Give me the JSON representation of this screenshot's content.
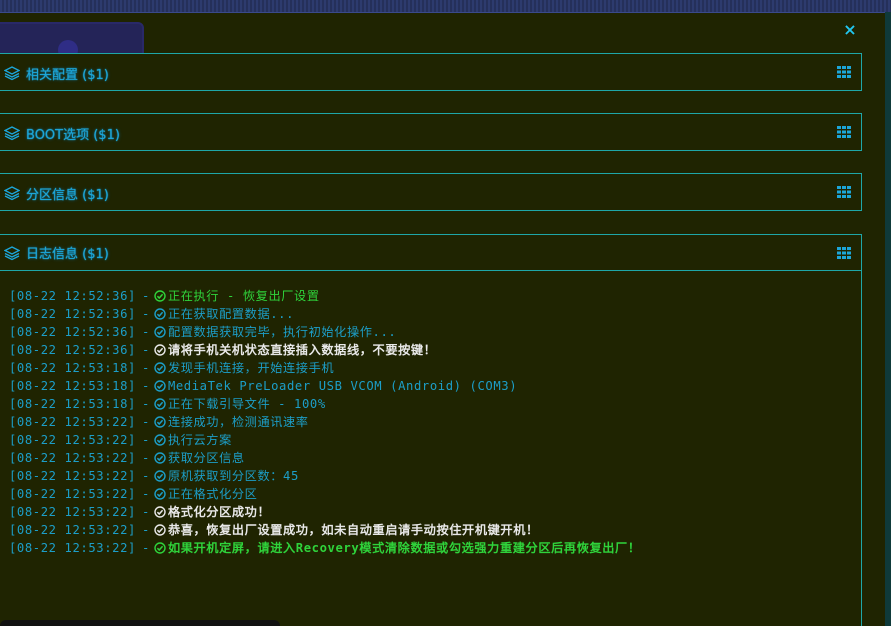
{
  "window": {
    "close_label": "×"
  },
  "panels": [
    {
      "title": "相关配置 ($1)"
    },
    {
      "title": "BOOT选项 ($1)"
    },
    {
      "title": "分区信息 ($1)"
    },
    {
      "title": "日志信息 ($1)"
    }
  ],
  "colors": {
    "accent": "#1ea7a8",
    "title": "#1ca6d8",
    "success": "#2fd33b",
    "info": "#1c9ec8",
    "warning": "#e8e8e8",
    "background": "#1f2401"
  },
  "icons": {
    "panel_left": "layers-icon",
    "panel_right": "grid-icon",
    "log_line": "check-circle-icon",
    "close": "close-icon"
  },
  "log": [
    {
      "time": "[08-22 12:52:36]",
      "sep": "-",
      "text": "正在执行 - 恢复出厂设置",
      "style": "green"
    },
    {
      "time": "[08-22 12:52:36]",
      "sep": "-",
      "text": "正在获取配置数据...",
      "style": "blue"
    },
    {
      "time": "[08-22 12:52:36]",
      "sep": "-",
      "text": "配置数据获取完毕，执行初始化操作...",
      "style": "blue"
    },
    {
      "time": "[08-22 12:52:36]",
      "sep": "-",
      "text": "请将手机关机状态直接插入数据线，不要按键！",
      "style": "white"
    },
    {
      "time": "[08-22 12:53:18]",
      "sep": "-",
      "text": "发现手机连接，开始连接手机",
      "style": "blue"
    },
    {
      "time": "[08-22 12:53:18]",
      "sep": "-",
      "text": "MediaTek PreLoader USB VCOM (Android) (COM3)",
      "style": "blue"
    },
    {
      "time": "[08-22 12:53:18]",
      "sep": "-",
      "text": "正在下载引导文件 - 100%",
      "style": "blue"
    },
    {
      "time": "[08-22 12:53:22]",
      "sep": "-",
      "text": "连接成功，检测通讯速率",
      "style": "blue"
    },
    {
      "time": "[08-22 12:53:22]",
      "sep": "-",
      "text": "执行云方案",
      "style": "blue"
    },
    {
      "time": "[08-22 12:53:22]",
      "sep": "-",
      "text": "获取分区信息",
      "style": "blue"
    },
    {
      "time": "[08-22 12:53:22]",
      "sep": "-",
      "text": "原机获取到分区数：45",
      "style": "blue"
    },
    {
      "time": "[08-22 12:53:22]",
      "sep": "-",
      "text": "正在格式化分区",
      "style": "blue"
    },
    {
      "time": "[08-22 12:53:22]",
      "sep": "-",
      "text": "格式化分区成功！",
      "style": "white"
    },
    {
      "time": "[08-22 12:53:22]",
      "sep": "-",
      "text": "恭喜，恢复出厂设置成功，如未自动重启请手动按住开机键开机！",
      "style": "white"
    },
    {
      "time": "[08-22 12:53:22]",
      "sep": "-",
      "text": "如果开机定屏，请进入Recovery模式清除数据或勾选强力重建分区后再恢复出厂！",
      "style": "green-bold"
    }
  ]
}
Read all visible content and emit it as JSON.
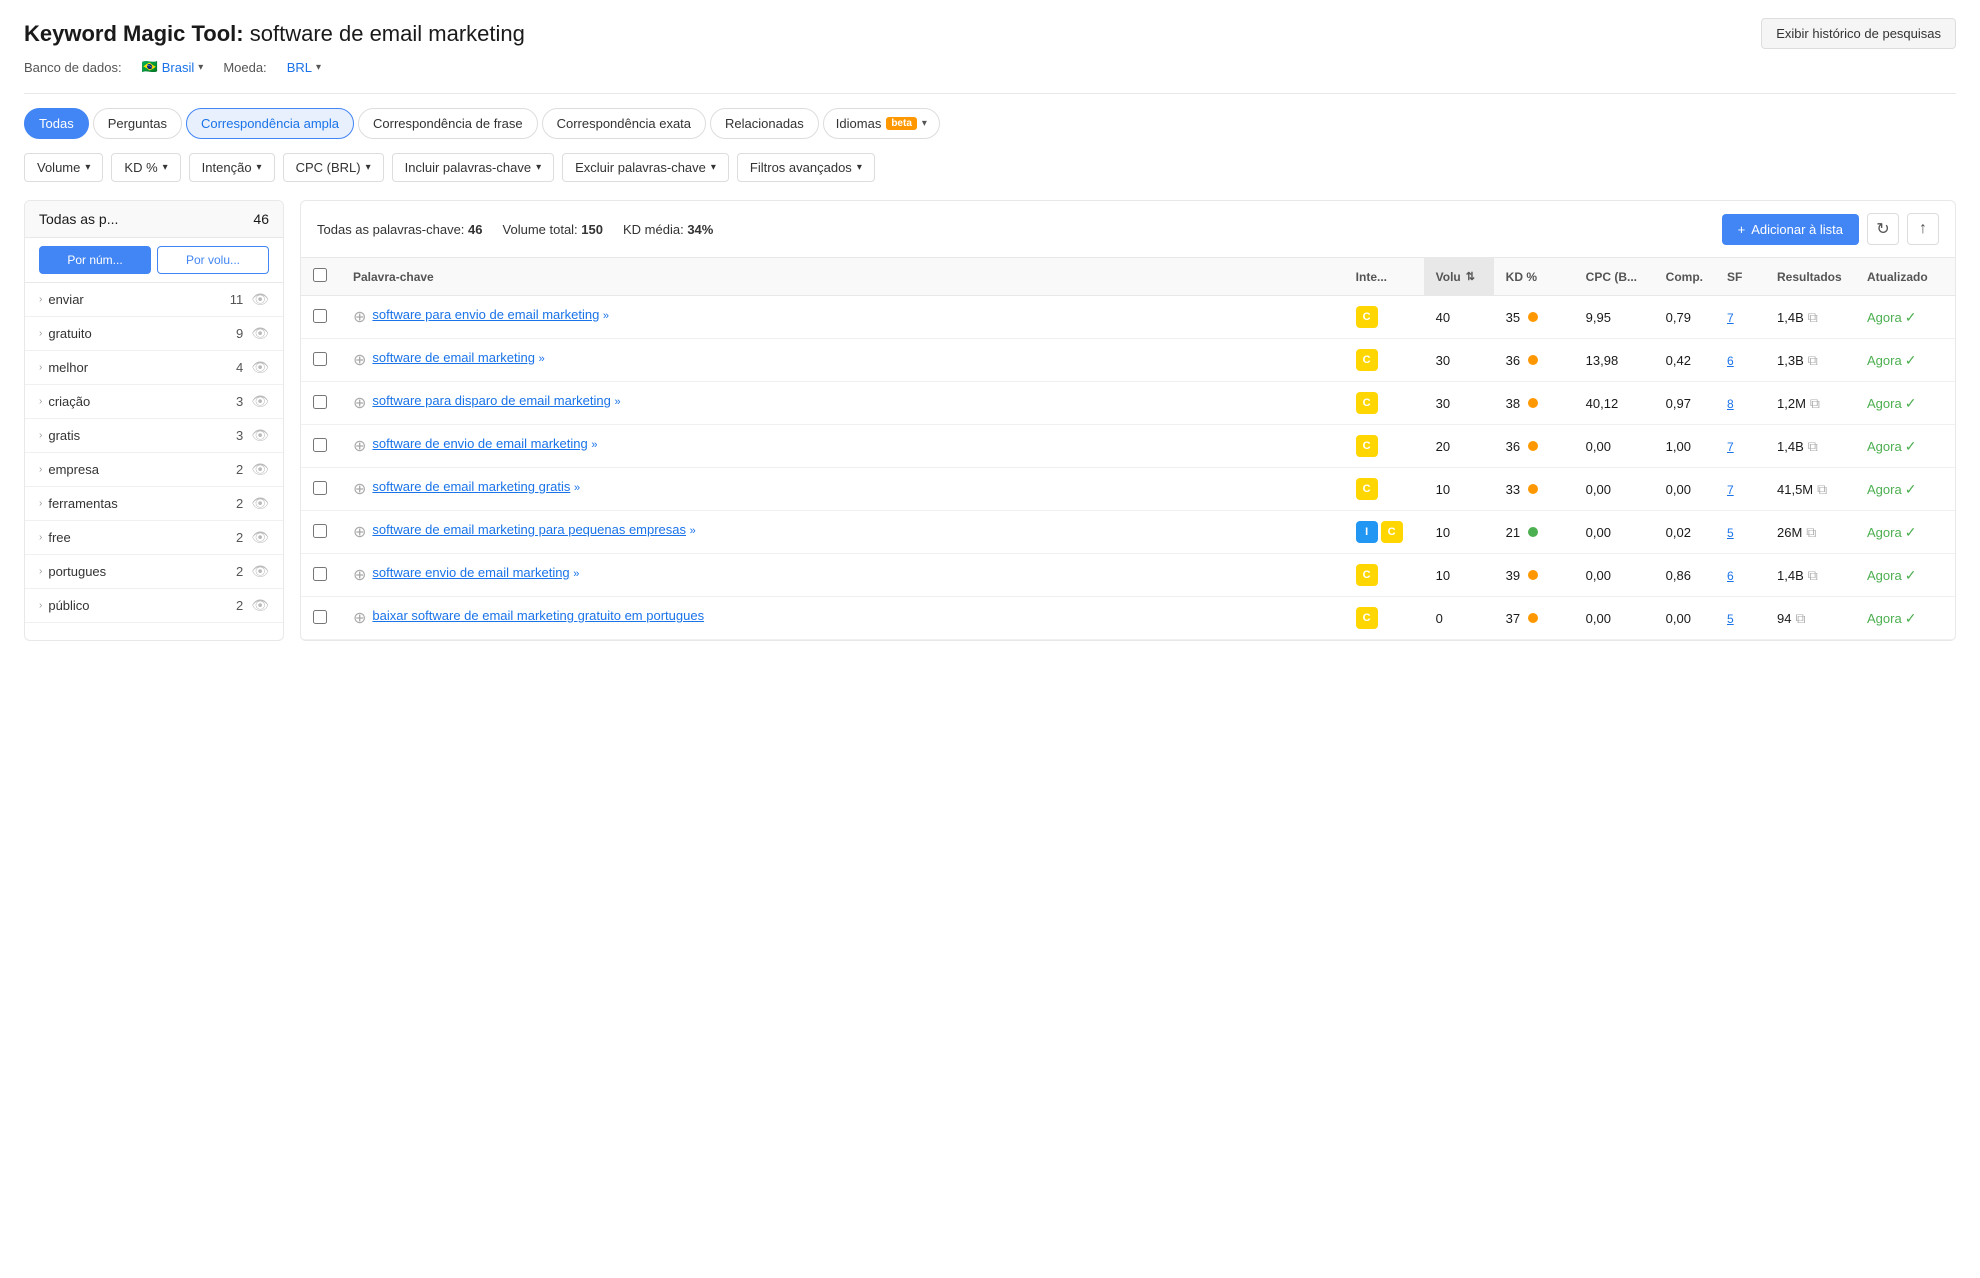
{
  "header": {
    "tool_name": "Keyword Magic Tool:",
    "query": "software de email marketing",
    "history_button": "Exibir histórico de pesquisas"
  },
  "subheader": {
    "database_label": "Banco de dados:",
    "database_flag": "🇧🇷",
    "database_value": "Brasil",
    "currency_label": "Moeda:",
    "currency_value": "BRL"
  },
  "tabs": [
    {
      "label": "Todas",
      "active": true
    },
    {
      "label": "Perguntas",
      "active": false
    },
    {
      "label": "Correspondência ampla",
      "active": true,
      "style": "blue-border"
    },
    {
      "label": "Correspondência de frase",
      "active": false
    },
    {
      "label": "Correspondência exata",
      "active": false
    },
    {
      "label": "Relacionadas",
      "active": false
    },
    {
      "label": "Idiomas",
      "beta": true,
      "active": false
    }
  ],
  "filters": [
    {
      "label": "Volume"
    },
    {
      "label": "KD %"
    },
    {
      "label": "Intenção"
    },
    {
      "label": "CPC (BRL)"
    },
    {
      "label": "Incluir palavras-chave"
    },
    {
      "label": "Excluir palavras-chave"
    },
    {
      "label": "Filtros avançados"
    }
  ],
  "sidebar": {
    "header_title": "Todas as p...",
    "header_count": "46",
    "btn_by_number": "Por núm...",
    "btn_by_volume": "Por volu...",
    "items": [
      {
        "label": "enviar",
        "count": 11
      },
      {
        "label": "gratuito",
        "count": 9
      },
      {
        "label": "melhor",
        "count": 4
      },
      {
        "label": "criação",
        "count": 3
      },
      {
        "label": "gratis",
        "count": 3
      },
      {
        "label": "empresa",
        "count": 2
      },
      {
        "label": "ferramentas",
        "count": 2
      },
      {
        "label": "free",
        "count": 2
      },
      {
        "label": "portugues",
        "count": 2
      },
      {
        "label": "público",
        "count": 2
      }
    ]
  },
  "main": {
    "total_keywords_label": "Todas as palavras-chave:",
    "total_keywords_value": "46",
    "total_volume_label": "Volume total:",
    "total_volume_value": "150",
    "kd_avg_label": "KD média:",
    "kd_avg_value": "34%",
    "add_btn_label": "+ Adicionar à lista"
  },
  "table": {
    "columns": [
      {
        "label": "",
        "key": "checkbox"
      },
      {
        "label": "Palavra-chave",
        "key": "keyword"
      },
      {
        "label": "Inte...",
        "key": "intent"
      },
      {
        "label": "Volu",
        "key": "volume",
        "sorted": true
      },
      {
        "label": "KD %",
        "key": "kd"
      },
      {
        "label": "CPC (B...",
        "key": "cpc"
      },
      {
        "label": "Comp.",
        "key": "comp"
      },
      {
        "label": "SF",
        "key": "sf"
      },
      {
        "label": "Resultados",
        "key": "results"
      },
      {
        "label": "Atualizado",
        "key": "updated"
      }
    ],
    "rows": [
      {
        "keyword": "software para envio de email marketing",
        "keyword_suffix": "»",
        "intent": [
          "C"
        ],
        "volume": 40,
        "kd": 35,
        "kd_dot": "orange",
        "cpc": "9,95",
        "comp": "0,79",
        "sf": "7",
        "sf_underline": true,
        "results": "1,4B",
        "updated": "Agora"
      },
      {
        "keyword": "software de email marketing",
        "keyword_suffix": "»",
        "intent": [
          "C"
        ],
        "volume": 30,
        "kd": 36,
        "kd_dot": "orange",
        "cpc": "13,98",
        "comp": "0,42",
        "sf": "6",
        "sf_underline": true,
        "results": "1,3B",
        "updated": "Agora"
      },
      {
        "keyword": "software para disparo de email marketing",
        "keyword_suffix": "»",
        "intent": [
          "C"
        ],
        "volume": 30,
        "kd": 38,
        "kd_dot": "orange",
        "cpc": "40,12",
        "comp": "0,97",
        "sf": "8",
        "sf_underline": true,
        "results": "1,2M",
        "updated": "Agora"
      },
      {
        "keyword": "software de envio de email marketing",
        "keyword_suffix": "»",
        "intent": [
          "C"
        ],
        "volume": 20,
        "kd": 36,
        "kd_dot": "orange",
        "cpc": "0,00",
        "comp": "1,00",
        "sf": "7",
        "sf_underline": true,
        "results": "1,4B",
        "updated": "Agora"
      },
      {
        "keyword": "software de email marketing gratis",
        "keyword_suffix": "»",
        "intent": [
          "C"
        ],
        "volume": 10,
        "kd": 33,
        "kd_dot": "orange",
        "cpc": "0,00",
        "comp": "0,00",
        "sf": "7",
        "sf_underline": true,
        "results": "41,5M",
        "updated": "Agora"
      },
      {
        "keyword": "software de email marketing para pequenas empresas",
        "keyword_suffix": "»",
        "intent": [
          "I",
          "C"
        ],
        "volume": 10,
        "kd": 21,
        "kd_dot": "green",
        "cpc": "0,00",
        "comp": "0,02",
        "sf": "5",
        "sf_underline": true,
        "results": "26M",
        "updated": "Agora"
      },
      {
        "keyword": "software envio de email marketing",
        "keyword_suffix": "»",
        "intent": [
          "C"
        ],
        "volume": 10,
        "kd": 39,
        "kd_dot": "orange",
        "cpc": "0,00",
        "comp": "0,86",
        "sf": "6",
        "sf_underline": true,
        "results": "1,4B",
        "updated": "Agora"
      },
      {
        "keyword": "baixar software de email marketing gratuito em portugues",
        "keyword_suffix": "",
        "intent": [
          "C"
        ],
        "volume": 0,
        "kd": 37,
        "kd_dot": "orange",
        "cpc": "0,00",
        "comp": "0,00",
        "sf": "5",
        "sf_underline": true,
        "results": "94",
        "updated": "Agora"
      }
    ]
  }
}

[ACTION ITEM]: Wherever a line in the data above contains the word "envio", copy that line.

[WRITTEN SOLUTION]:
        "keyword": "software para envio de email marketing",
        "keyword": "software de envio de email marketing",
        "keyword": "software envio de email marketing",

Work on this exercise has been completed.